Tests conducted by Christer Clerwall (Karlstad University) exposed media studies students to two sports reports - one written by computer, one by a journalist. The anthropogenic story was rated higher for ‘readability’, while the android story was considered ‘boring’; but the differences between other ratings (coherence, usefulness, informativeness, accuracy, trustworthiness, objectivity) , were statistically insignificant (and not always in the human’s favour). Most students guessed correctly which story was which; but a surprisingly large minority got it wrong.

Similar algorithms already exist for converting scientific papers into news releases. The results are not great, but they are not the worst examples I have ever seen of this highly technical genre (though that isn’t saying very much).

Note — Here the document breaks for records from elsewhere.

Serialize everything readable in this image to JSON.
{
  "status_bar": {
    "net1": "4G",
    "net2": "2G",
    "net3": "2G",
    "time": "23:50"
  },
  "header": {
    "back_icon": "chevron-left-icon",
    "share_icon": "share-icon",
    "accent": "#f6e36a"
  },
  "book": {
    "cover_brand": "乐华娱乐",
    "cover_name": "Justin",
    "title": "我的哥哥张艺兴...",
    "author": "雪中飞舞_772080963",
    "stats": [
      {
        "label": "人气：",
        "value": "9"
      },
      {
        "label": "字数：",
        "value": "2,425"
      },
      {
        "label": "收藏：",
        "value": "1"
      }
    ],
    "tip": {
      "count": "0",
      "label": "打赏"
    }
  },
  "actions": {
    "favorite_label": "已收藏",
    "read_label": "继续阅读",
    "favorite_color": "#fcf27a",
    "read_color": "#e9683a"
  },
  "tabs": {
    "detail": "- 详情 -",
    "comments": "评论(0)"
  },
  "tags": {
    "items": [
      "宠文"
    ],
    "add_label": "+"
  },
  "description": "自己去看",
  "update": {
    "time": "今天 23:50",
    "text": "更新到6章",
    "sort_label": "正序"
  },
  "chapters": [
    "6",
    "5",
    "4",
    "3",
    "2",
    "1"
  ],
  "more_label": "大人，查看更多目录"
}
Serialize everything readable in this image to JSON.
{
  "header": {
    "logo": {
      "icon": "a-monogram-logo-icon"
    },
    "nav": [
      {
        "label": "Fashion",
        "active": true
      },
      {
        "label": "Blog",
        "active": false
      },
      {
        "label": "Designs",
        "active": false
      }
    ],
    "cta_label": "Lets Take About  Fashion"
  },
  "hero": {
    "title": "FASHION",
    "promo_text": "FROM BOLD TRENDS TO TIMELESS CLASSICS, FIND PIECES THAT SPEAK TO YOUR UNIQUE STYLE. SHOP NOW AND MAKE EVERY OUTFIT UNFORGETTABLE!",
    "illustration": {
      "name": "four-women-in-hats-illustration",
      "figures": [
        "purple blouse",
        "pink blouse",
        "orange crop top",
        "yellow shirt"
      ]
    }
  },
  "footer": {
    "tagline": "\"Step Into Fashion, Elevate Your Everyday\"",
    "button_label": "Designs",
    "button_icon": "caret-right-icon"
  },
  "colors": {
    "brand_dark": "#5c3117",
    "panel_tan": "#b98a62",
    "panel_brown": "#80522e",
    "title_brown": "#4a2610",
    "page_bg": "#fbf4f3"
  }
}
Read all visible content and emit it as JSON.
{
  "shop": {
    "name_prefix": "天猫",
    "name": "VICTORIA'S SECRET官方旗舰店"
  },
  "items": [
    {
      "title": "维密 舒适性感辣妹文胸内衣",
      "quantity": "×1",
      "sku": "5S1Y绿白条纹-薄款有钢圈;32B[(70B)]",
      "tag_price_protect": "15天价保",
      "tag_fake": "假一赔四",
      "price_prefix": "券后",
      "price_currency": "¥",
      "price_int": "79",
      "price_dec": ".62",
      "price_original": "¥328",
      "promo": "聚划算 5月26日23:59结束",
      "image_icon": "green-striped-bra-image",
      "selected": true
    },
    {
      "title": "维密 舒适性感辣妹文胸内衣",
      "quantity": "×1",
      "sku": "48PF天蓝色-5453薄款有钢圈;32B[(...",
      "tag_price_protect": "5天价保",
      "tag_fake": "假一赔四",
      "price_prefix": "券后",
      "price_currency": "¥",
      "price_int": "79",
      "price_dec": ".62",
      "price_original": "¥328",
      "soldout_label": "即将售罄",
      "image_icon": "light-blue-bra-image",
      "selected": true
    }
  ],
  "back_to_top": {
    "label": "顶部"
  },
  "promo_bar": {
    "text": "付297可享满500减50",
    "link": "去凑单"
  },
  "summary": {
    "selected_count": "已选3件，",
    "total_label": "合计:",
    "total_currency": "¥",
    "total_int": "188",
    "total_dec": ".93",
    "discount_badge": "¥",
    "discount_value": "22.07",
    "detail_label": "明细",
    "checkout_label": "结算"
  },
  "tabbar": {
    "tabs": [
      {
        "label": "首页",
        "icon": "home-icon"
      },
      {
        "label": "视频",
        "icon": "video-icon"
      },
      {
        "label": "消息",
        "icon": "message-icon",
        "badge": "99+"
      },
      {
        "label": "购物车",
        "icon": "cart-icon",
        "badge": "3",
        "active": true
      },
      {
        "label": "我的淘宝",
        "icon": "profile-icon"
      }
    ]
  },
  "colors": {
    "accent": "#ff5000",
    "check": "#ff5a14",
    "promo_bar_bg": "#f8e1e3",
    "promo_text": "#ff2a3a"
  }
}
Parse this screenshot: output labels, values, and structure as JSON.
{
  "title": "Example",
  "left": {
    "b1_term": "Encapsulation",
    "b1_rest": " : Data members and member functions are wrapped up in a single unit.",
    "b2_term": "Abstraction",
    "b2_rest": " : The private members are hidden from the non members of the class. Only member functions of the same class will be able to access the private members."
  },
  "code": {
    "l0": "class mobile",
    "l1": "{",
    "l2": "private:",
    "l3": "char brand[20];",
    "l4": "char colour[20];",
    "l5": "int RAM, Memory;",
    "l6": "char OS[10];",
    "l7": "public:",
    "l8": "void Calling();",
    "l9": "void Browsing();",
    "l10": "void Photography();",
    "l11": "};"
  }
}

So it is not surely too fanciful to foresee a time when computer-devised experiments can produce results easily assimilable into the formulaic literary genre of the scientific paper. An equally formulaic abstract can then be pinged to conference organisers for inclusion. Media applications can then generate formulaic news releases, hot-linked to the original paper, which can be sent under embargo to accredited robot ‘journalists’. These will then write formulaic news stories, complete with punny headlines and grabby standfirsts (because by then I shall have patented an application of my own which I plan to call ‘GROANfactor’).

Thus, the whole process of science and its communication may soon be completely outsourced, leaving human beings free to engage in more rewarding pursuits – like contemplating the pointlessness of existence and moaning about it to each other on Facebook.





*Please note - the print version of this story wrongly credited the UK-based Institution of Electrical Engineers with this dubious honour, for which we offer our apologies.  Editor.